"I really think that within a couple of decades we will have our river again," Lee said, referencing the portion of the Colorado in Glen Canyon that was swallowed up in the massive project that began in 1963.

"I just think the dam is not going to hold that long," she said and noted that current pressures on the over-used Colorado and a dwindling Lake Mead may well combine to add more momentum to the group's cause.

Lee, whose list of credentials span that of folk singer, storyteller, actress, river runner and activist, isn't afraid to pepper her language with salt in describing a fierce passion for the area and her exploration of its multihued canyons.

It was that time carved out in a now-lost place that drove Lee to take on a new role — that of an ardent environmentalist who linked arms with others who shared a common cause.

Richard Ingrebretsen, president of the Glen Canyon Institute, talked of when the group was practically a group of just one, etching out a fledging course that soon grew to attract the support of the Sierra Club and others who describe the damming of the river and creation of Lake Powell as "America's Most Regretted Environmental Mistake."

"That was 15 years ago and things have changed dramatically," he said. "Western water is in crisis. … Water people are listening."

The afternoon discussion with Lee was a prelude to the institute's evening celebration of its 15th anniversary.
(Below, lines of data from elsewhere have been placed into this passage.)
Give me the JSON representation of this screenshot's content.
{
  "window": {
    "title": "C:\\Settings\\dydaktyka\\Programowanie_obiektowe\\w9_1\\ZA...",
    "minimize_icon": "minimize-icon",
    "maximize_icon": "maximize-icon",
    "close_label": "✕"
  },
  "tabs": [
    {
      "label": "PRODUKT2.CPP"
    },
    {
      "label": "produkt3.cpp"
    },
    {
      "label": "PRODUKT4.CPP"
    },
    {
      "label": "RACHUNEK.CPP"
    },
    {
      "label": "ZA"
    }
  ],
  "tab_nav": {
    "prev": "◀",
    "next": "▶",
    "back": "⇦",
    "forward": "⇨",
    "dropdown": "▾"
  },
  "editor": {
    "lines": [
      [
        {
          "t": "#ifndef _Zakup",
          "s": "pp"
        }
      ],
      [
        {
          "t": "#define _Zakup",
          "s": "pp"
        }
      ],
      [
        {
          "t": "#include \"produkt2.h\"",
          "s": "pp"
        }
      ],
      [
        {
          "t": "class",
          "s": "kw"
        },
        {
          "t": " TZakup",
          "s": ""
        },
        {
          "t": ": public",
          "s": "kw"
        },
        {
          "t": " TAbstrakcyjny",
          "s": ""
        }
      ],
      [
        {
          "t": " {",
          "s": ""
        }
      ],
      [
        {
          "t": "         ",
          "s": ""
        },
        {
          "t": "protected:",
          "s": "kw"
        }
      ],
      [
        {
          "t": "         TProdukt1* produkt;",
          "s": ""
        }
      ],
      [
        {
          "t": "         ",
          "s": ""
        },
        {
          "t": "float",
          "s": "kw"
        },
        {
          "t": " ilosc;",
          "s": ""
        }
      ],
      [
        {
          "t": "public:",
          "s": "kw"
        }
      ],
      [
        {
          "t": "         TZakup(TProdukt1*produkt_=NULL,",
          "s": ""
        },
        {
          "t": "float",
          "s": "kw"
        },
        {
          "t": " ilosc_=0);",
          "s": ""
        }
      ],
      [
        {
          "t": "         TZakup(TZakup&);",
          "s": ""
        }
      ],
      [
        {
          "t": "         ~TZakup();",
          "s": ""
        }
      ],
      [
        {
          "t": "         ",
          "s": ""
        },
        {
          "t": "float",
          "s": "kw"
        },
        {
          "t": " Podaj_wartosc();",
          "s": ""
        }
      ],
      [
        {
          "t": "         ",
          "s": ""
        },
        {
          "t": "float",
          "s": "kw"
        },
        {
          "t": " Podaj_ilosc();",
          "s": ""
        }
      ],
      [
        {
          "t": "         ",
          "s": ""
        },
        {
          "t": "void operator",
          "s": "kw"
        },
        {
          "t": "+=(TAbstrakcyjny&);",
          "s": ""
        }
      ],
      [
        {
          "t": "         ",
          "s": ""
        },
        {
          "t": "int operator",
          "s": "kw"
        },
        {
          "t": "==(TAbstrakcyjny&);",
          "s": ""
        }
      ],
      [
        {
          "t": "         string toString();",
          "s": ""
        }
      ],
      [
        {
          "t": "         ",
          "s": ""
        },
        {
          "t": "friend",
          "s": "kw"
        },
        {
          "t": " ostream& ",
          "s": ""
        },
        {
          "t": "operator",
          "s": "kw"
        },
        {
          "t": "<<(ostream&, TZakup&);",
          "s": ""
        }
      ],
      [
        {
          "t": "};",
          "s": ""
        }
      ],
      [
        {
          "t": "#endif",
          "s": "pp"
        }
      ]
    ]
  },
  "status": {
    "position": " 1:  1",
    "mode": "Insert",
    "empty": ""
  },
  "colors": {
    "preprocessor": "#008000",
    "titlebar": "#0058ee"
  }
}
Terry Tempest Williams, author and environmental advocate, was presented with the David R. Brower Conservation Award as part of the event.

Brower, nominated for the Nobel Peace Prize three times, was a co-founder of the institute.